AVAILABLE DATA section start
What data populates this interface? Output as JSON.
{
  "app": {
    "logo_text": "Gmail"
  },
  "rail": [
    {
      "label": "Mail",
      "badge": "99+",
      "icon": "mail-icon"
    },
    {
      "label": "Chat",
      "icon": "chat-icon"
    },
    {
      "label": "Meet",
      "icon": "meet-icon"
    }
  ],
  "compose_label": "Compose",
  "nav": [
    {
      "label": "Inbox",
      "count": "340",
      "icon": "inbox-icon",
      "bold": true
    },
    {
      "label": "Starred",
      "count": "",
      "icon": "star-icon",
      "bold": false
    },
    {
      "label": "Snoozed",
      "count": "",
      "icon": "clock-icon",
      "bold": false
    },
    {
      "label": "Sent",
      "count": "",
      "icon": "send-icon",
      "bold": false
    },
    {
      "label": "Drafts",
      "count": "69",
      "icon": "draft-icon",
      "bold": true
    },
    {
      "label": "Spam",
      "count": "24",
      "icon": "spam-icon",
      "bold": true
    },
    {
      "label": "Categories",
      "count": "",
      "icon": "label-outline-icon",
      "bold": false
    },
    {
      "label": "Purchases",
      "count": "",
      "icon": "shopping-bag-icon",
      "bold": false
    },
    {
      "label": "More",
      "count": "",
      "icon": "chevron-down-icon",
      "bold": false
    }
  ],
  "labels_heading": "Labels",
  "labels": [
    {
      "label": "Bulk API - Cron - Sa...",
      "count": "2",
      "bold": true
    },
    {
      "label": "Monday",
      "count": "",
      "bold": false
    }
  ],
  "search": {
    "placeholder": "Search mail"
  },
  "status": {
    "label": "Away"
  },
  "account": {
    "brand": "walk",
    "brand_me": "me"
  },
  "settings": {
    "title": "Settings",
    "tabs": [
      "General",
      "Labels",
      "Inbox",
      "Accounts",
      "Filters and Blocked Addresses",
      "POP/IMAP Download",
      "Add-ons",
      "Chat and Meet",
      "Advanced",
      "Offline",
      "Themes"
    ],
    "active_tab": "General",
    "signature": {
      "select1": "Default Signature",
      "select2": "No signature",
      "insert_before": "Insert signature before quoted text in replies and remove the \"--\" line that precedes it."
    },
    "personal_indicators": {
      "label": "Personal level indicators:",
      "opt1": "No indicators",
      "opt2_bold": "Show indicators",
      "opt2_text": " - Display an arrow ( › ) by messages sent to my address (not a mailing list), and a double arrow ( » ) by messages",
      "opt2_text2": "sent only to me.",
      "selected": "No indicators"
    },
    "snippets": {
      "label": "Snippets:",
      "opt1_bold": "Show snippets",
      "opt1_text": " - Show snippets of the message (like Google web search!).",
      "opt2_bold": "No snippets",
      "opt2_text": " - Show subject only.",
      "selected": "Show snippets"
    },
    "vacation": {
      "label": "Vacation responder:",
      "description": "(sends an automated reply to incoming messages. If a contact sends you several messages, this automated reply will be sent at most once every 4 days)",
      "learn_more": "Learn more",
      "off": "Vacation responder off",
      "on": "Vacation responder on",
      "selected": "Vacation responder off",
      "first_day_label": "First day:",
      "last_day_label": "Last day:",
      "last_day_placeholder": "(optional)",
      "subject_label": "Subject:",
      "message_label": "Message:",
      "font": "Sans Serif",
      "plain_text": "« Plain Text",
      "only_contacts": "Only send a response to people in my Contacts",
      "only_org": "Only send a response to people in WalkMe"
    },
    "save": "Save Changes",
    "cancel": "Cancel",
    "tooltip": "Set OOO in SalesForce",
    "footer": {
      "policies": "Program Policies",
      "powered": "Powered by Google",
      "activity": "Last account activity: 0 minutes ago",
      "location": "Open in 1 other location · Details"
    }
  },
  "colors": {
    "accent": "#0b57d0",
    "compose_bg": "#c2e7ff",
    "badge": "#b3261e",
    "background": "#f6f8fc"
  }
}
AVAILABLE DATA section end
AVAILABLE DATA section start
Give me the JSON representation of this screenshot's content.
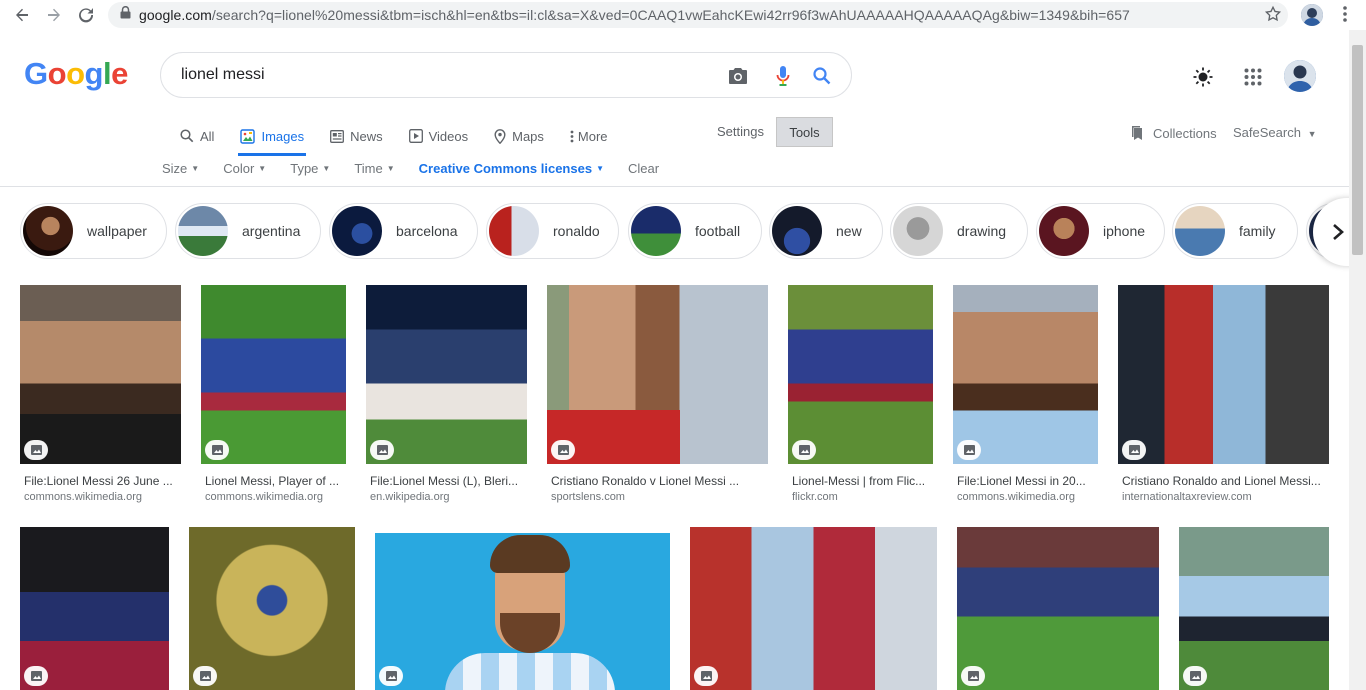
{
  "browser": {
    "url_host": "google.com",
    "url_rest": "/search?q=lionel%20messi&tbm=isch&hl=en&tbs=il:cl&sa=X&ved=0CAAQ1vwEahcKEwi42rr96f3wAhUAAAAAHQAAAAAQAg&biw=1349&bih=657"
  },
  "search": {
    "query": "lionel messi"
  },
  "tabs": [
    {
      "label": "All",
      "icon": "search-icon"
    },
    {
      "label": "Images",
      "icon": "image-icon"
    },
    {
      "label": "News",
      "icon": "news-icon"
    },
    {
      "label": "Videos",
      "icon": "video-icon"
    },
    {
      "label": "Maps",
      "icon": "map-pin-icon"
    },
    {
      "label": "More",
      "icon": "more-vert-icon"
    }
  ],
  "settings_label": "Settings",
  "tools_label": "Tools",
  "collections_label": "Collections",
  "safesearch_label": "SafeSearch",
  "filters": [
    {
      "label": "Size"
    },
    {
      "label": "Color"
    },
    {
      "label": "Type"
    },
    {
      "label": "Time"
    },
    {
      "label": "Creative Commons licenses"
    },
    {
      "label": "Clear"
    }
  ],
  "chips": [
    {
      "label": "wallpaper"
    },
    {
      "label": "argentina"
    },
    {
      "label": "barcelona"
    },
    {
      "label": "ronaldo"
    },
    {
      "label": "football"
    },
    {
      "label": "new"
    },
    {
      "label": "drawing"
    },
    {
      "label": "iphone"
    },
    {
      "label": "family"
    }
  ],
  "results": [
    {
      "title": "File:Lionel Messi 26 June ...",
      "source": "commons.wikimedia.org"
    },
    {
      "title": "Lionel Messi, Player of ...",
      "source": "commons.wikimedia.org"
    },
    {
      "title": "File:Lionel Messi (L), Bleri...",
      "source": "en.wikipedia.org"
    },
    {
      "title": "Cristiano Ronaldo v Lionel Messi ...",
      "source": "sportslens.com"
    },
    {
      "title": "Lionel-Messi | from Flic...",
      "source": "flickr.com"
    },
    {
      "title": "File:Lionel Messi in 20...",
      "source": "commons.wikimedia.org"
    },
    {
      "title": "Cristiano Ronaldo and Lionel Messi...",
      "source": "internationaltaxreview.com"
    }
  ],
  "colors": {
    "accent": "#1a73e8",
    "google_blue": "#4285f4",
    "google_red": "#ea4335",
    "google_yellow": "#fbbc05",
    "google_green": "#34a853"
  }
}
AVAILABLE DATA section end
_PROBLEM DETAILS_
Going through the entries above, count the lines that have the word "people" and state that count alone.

_TASK OUTPUT_
2